What needs to be done ->
Exact repetition of the data below is required.

Information provided ->
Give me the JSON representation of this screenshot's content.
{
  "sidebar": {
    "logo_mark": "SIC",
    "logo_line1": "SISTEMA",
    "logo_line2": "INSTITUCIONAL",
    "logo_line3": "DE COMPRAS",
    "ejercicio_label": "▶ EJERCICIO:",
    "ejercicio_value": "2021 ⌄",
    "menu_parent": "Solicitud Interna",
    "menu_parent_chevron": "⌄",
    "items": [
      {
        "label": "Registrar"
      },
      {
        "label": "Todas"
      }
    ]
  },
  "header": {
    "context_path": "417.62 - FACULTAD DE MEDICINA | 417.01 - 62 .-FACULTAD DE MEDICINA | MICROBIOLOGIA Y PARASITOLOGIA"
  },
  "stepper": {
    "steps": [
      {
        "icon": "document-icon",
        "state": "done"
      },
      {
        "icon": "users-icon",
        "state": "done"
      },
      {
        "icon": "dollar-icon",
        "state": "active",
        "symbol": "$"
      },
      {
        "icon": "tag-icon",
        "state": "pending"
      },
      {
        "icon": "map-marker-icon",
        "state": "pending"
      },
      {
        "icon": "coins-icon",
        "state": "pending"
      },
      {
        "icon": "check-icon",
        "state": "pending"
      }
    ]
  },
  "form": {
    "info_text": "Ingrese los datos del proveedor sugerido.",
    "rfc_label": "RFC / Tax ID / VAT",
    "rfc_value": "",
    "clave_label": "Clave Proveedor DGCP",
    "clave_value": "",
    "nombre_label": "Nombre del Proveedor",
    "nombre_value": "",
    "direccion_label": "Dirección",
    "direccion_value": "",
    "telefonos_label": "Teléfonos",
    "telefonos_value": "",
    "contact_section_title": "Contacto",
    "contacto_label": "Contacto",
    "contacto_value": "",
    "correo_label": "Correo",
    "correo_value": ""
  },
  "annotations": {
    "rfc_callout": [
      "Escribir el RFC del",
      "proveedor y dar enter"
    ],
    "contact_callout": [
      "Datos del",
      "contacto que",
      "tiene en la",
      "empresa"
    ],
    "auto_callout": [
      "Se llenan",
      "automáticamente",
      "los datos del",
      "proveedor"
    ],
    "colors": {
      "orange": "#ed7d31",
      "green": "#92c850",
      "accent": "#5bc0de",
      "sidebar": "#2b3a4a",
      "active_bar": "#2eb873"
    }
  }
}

Result ->
Give me the JSON representation of this screenshot's content.
{
  "sidebar": {
    "logo_mark": "SIC",
    "logo_line1": "SISTEMA",
    "logo_line2": "INSTITUCIONAL",
    "logo_line3": "DE COMPRAS",
    "ejercicio_label": "▶ EJERCICIO:",
    "ejercicio_value": "2021 ⌄",
    "menu_parent": "Solicitud Interna",
    "menu_parent_chevron": "⌄",
    "items": [
      {
        "label": "Registrar"
      },
      {
        "label": "Todas"
      }
    ]
  },
  "header": {
    "context_path": "417.62 - FACULTAD DE MEDICINA | 417.01 - 62 .-FACULTAD DE MEDICINA | MICROBIOLOGIA Y PARASITOLOGIA"
  },
  "stepper": {
    "steps": [
      {
        "icon": "document-icon",
        "state": "done"
      },
      {
        "icon": "users-icon",
        "state": "done"
      },
      {
        "icon": "dollar-icon",
        "state": "active",
        "symbol": "$"
      },
      {
        "icon": "tag-icon",
        "state": "pending"
      },
      {
        "icon": "map-marker-icon",
        "state": "pending"
      },
      {
        "icon": "coins-icon",
        "state": "pending"
      },
      {
        "icon": "check-icon",
        "state": "pending"
      }
    ]
  },
  "form": {
    "info_text": "Ingrese los datos del proveedor sugerido.",
    "rfc_label": "RFC / Tax ID / VAT",
    "rfc_value": "",
    "clave_label": "Clave Proveedor DGCP",
    "clave_value": "",
    "nombre_label": "Nombre del Proveedor",
    "nombre_value": "",
    "direccion_label": "Dirección",
    "direccion_value": "",
    "telefonos_label": "Teléfonos",
    "telefonos_value": "",
    "contact_section_title": "Contacto",
    "contacto_label": "Contacto",
    "contacto_value": "",
    "correo_label": "Correo",
    "correo_value": ""
  },
  "annotations": {
    "rfc_callout": [
      "Escribir el RFC del",
      "proveedor y dar enter"
    ],
    "contact_callout": [
      "Datos del",
      "contacto que",
      "tiene en la",
      "empresa"
    ],
    "auto_callout": [
      "Se llenan",
      "automáticamente",
      "los datos del",
      "proveedor"
    ],
    "colors": {
      "orange": "#ed7d31",
      "green": "#92c850",
      "accent": "#5bc0de",
      "sidebar": "#2b3a4a",
      "active_bar": "#2eb873"
    }
  }
}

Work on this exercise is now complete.